WORK TO COMPLETE —
Please work out how many lines in the material contain "photo" and give only that figure.

SOURCE MATERIAL —

================================

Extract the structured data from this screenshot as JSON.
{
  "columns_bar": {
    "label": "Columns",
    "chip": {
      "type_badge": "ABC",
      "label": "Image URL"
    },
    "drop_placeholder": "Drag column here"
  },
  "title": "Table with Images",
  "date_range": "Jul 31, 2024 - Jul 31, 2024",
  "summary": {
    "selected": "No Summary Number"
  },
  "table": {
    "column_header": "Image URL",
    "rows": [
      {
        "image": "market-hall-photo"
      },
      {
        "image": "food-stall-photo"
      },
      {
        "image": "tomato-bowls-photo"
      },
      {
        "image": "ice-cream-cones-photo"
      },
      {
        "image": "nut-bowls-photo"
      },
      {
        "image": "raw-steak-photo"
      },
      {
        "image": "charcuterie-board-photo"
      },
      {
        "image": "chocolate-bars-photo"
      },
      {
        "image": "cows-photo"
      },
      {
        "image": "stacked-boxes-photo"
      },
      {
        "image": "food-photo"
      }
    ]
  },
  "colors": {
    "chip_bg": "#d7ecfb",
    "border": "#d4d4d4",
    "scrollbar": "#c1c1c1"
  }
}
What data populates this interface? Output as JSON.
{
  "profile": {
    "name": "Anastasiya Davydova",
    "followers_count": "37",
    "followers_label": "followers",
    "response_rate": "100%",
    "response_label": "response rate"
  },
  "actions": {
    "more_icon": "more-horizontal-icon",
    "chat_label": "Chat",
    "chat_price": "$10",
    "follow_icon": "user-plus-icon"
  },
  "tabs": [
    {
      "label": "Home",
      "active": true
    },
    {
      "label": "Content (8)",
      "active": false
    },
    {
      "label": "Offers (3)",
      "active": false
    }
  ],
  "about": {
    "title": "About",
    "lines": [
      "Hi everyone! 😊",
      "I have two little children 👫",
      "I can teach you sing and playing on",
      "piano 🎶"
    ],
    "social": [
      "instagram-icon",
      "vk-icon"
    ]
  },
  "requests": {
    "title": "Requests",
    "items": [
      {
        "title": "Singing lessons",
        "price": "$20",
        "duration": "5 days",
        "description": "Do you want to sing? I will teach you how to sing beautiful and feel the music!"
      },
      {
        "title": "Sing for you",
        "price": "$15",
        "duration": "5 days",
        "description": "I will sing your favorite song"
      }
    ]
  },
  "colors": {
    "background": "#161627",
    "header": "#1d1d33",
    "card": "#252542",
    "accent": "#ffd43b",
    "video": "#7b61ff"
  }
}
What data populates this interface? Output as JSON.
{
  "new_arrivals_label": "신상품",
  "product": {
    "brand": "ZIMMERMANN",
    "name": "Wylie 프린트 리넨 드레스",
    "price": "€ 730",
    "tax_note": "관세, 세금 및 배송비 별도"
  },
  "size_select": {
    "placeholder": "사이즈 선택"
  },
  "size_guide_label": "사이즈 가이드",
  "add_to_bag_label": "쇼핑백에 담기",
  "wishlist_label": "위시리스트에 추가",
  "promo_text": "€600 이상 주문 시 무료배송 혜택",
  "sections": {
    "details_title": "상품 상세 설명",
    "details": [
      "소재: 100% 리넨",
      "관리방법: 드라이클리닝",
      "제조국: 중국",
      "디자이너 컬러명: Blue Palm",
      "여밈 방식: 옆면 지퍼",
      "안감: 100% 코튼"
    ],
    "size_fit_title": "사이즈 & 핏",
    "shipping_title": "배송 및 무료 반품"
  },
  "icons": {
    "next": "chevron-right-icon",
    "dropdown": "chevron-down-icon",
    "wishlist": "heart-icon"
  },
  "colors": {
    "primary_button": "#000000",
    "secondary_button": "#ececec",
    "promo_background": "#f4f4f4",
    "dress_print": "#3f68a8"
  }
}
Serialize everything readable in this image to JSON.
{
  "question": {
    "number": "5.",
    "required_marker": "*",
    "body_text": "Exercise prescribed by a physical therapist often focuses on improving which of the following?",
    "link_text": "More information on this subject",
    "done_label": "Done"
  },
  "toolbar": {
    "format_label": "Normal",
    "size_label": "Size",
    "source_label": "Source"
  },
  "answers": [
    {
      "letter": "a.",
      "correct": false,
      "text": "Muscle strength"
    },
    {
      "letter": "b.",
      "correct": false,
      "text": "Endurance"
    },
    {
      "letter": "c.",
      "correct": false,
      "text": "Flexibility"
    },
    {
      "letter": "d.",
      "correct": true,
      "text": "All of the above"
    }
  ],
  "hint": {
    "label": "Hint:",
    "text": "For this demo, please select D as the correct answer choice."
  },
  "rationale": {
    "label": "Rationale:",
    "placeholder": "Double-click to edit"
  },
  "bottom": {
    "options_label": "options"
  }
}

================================

RESULT OF THIS EXERCISE —
11